(Extracted data entries)

┄┄┄┄┄┄┄┄┄┄┄┄┄┄┄┄┄┄┄┄

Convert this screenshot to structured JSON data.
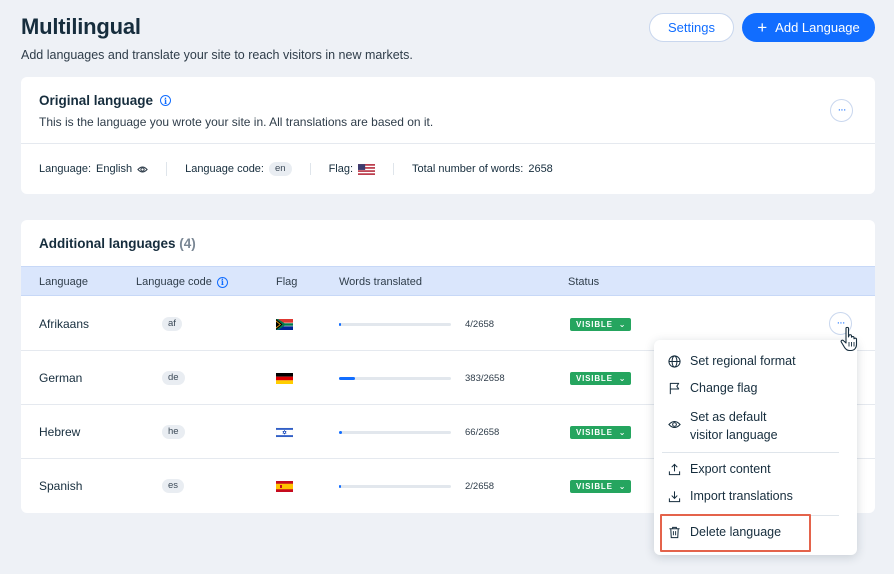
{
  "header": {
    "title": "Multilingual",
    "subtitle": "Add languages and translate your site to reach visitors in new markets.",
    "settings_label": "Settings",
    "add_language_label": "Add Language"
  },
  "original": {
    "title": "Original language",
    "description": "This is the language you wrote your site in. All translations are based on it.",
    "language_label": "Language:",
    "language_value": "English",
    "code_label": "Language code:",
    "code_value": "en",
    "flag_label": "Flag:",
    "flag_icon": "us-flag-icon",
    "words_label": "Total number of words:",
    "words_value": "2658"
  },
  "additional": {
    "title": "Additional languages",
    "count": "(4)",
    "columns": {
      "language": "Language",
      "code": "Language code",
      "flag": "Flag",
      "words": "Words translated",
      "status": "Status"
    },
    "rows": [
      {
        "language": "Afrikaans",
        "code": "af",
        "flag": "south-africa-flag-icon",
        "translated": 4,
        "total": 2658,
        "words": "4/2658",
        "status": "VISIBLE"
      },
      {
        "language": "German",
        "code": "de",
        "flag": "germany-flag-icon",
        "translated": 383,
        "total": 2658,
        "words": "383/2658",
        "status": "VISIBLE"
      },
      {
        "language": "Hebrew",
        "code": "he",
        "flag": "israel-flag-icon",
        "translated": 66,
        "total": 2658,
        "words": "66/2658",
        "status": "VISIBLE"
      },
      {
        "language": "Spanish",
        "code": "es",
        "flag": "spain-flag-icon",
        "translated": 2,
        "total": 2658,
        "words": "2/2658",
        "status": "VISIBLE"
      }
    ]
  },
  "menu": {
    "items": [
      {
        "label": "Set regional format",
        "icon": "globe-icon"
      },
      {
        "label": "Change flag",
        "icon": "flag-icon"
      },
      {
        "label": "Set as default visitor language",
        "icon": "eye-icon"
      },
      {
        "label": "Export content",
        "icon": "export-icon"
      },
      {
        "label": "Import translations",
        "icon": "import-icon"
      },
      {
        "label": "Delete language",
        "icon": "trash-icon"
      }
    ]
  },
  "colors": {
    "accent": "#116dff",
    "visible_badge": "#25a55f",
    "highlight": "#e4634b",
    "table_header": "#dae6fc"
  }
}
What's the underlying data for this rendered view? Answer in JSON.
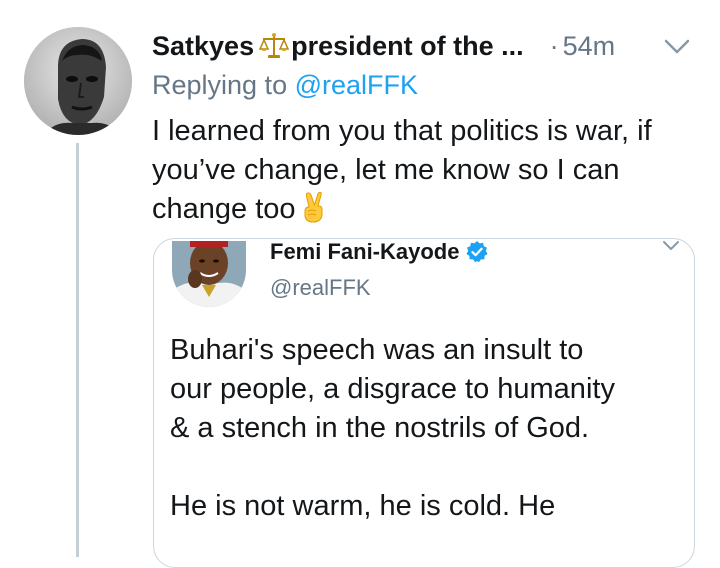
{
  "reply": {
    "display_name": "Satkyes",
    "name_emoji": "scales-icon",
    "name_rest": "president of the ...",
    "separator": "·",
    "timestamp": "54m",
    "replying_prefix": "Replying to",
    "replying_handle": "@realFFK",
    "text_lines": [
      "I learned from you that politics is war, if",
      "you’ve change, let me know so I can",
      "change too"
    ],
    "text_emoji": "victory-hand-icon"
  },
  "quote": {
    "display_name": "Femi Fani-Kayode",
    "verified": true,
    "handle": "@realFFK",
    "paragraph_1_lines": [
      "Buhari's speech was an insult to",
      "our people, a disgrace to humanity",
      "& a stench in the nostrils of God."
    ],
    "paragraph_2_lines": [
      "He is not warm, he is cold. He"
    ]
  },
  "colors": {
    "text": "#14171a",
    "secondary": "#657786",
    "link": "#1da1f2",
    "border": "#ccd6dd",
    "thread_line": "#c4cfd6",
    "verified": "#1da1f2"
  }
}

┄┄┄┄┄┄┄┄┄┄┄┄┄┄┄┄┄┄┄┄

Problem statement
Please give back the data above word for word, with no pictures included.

Written solution
Convert this screenshot to structured JSON data.
{
  "header": {
    "title": "Multilingual",
    "subtitle": "Add languages and translate your site to reach visitors in new markets.",
    "settings_label": "Settings",
    "add_language_label": "Add Language"
  },
  "original": {
    "title": "Original language",
    "description": "This is the language you wrote your site in. All translations are based on it.",
    "language_label": "Language:",
    "language_value": "English",
    "code_label": "Language code:",
    "code_value": "en",
    "flag_label": "Flag:",
    "flag_icon": "us-flag-icon",
    "words_label": "Total number of words:",
    "words_value": "2658"
  },
  "additional": {
    "title": "Additional languages",
    "count": "(4)",
    "columns": {
      "language": "Language",
      "code": "Language code",
      "flag": "Flag",
      "words": "Words translated",
      "status": "Status"
    },
    "rows": [
      {
        "language": "Afrikaans",
        "code": "af",
        "flag": "south-africa-flag-icon",
        "translated": 4,
        "total": 2658,
        "words": "4/2658",
        "status": "VISIBLE"
      },
      {
        "language": "German",
        "code": "de",
        "flag": "germany-flag-icon",
        "translated": 383,
        "total": 2658,
        "words": "383/2658",
        "status": "VISIBLE"
      },
      {
        "language": "Hebrew",
        "code": "he",
        "flag": "israel-flag-icon",
        "translated": 66,
        "total": 2658,
        "words": "66/2658",
        "status": "VISIBLE"
      },
      {
        "language": "Spanish",
        "code": "es",
        "flag": "spain-flag-icon",
        "translated": 2,
        "total": 2658,
        "words": "2/2658",
        "status": "VISIBLE"
      }
    ]
  },
  "menu": {
    "items": [
      {
        "label": "Set regional format",
        "icon": "globe-icon"
      },
      {
        "label": "Change flag",
        "icon": "flag-icon"
      },
      {
        "label": "Set as default visitor language",
        "icon": "eye-icon"
      },
      {
        "label": "Export content",
        "icon": "export-icon"
      },
      {
        "label": "Import translations",
        "icon": "import-icon"
      },
      {
        "label": "Delete language",
        "icon": "trash-icon"
      }
    ]
  },
  "colors": {
    "accent": "#116dff",
    "visible_badge": "#25a55f",
    "highlight": "#e4634b",
    "table_header": "#dae6fc"
  }
}
What's the underlying data for this rendered view? Answer in JSON.
{
  "reply": {
    "display_name": "Satkyes",
    "name_emoji": "scales-icon",
    "name_rest": "president of the ...",
    "separator": "·",
    "timestamp": "54m",
    "replying_prefix": "Replying to",
    "replying_handle": "@realFFK",
    "text_lines": [
      "I learned from you that politics is war, if",
      "you’ve change, let me know so I can",
      "change too"
    ],
    "text_emoji": "victory-hand-icon"
  },
  "quote": {
    "display_name": "Femi Fani-Kayode",
    "verified": true,
    "handle": "@realFFK",
    "paragraph_1_lines": [
      "Buhari's speech was an insult to",
      "our people, a disgrace to humanity",
      "& a stench in the nostrils of God."
    ],
    "paragraph_2_lines": [
      "He is not warm, he is cold. He"
    ]
  },
  "colors": {
    "text": "#14171a",
    "secondary": "#657786",
    "link": "#1da1f2",
    "border": "#ccd6dd",
    "thread_line": "#c4cfd6",
    "verified": "#1da1f2"
  }
}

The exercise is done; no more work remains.